Increasing numbers of people are struggling to find affordable housing in cities across the developed world. This situation has consequences for the individuals by lowering their quality of life and more widely affects city competitiveness and social cohesion. In particular, households that earn too much to be eligible for social housing and not enough to buy a home are increasingly squeezed in the rental market.
This report highlights best practices for increasing housing supply aimed specifically at this group. Such homes are referred to in this report as ‘intermediate housing’. The report focuses on lessons for building new intermediate housing rather than making better use of existing stock.
Demonstrating on a place-by-place basis how barriers to intermediate housing related to land availability and pricing, stakeholder trust and engagement, and financing could be overcome, this report looks at lessons for transferring such best practices into different locations to enable intermediate housing to be built at scale.

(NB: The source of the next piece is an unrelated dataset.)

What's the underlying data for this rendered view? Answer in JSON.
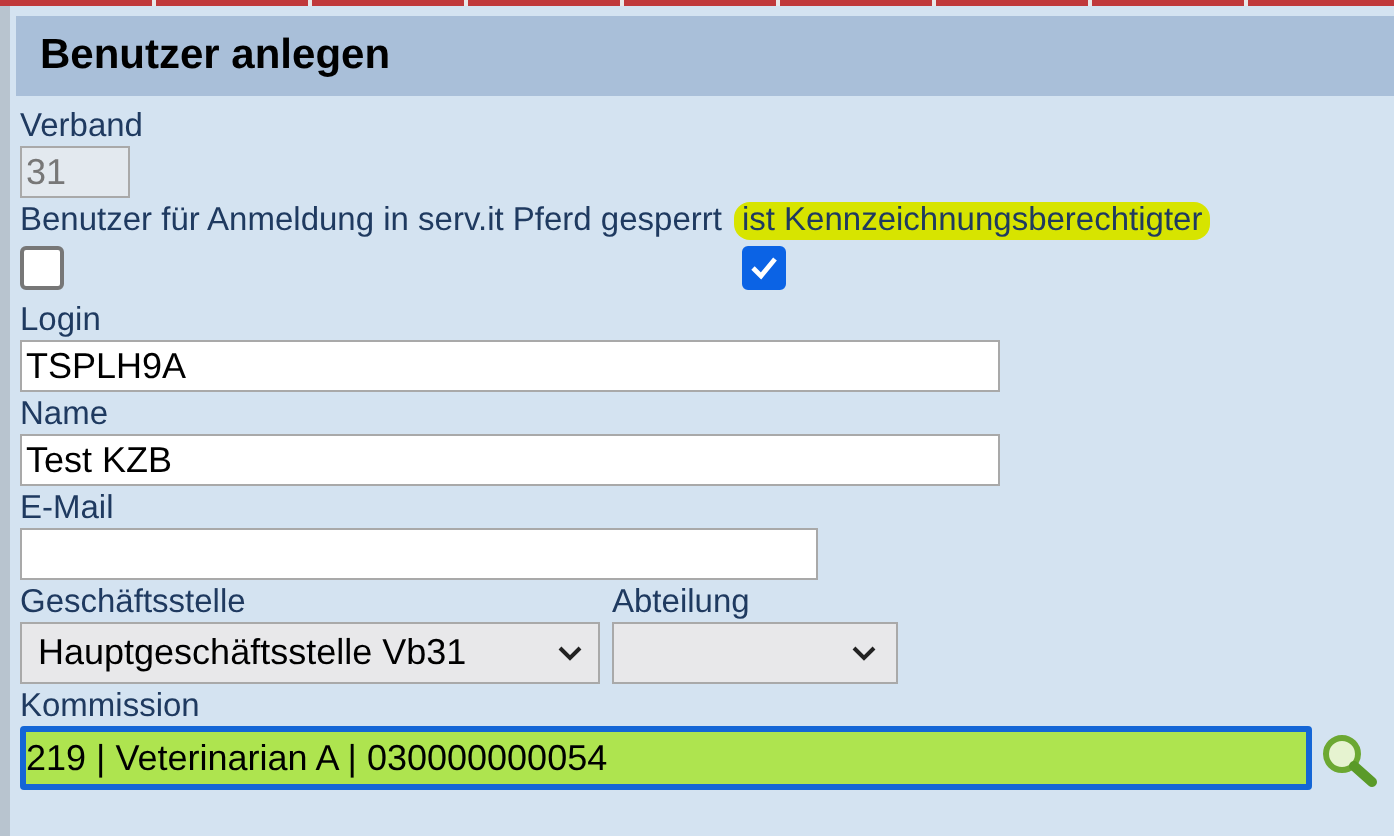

The availability and especially the pricing of land are key barriers to more intermediate homes being built. Because land value is most often calculated as a residual – the difference between the value of what can be built on a site and the costs of producing the housing – identifying suitable land at a price that will enable development of intermediate housing to be commercially viable is difficult.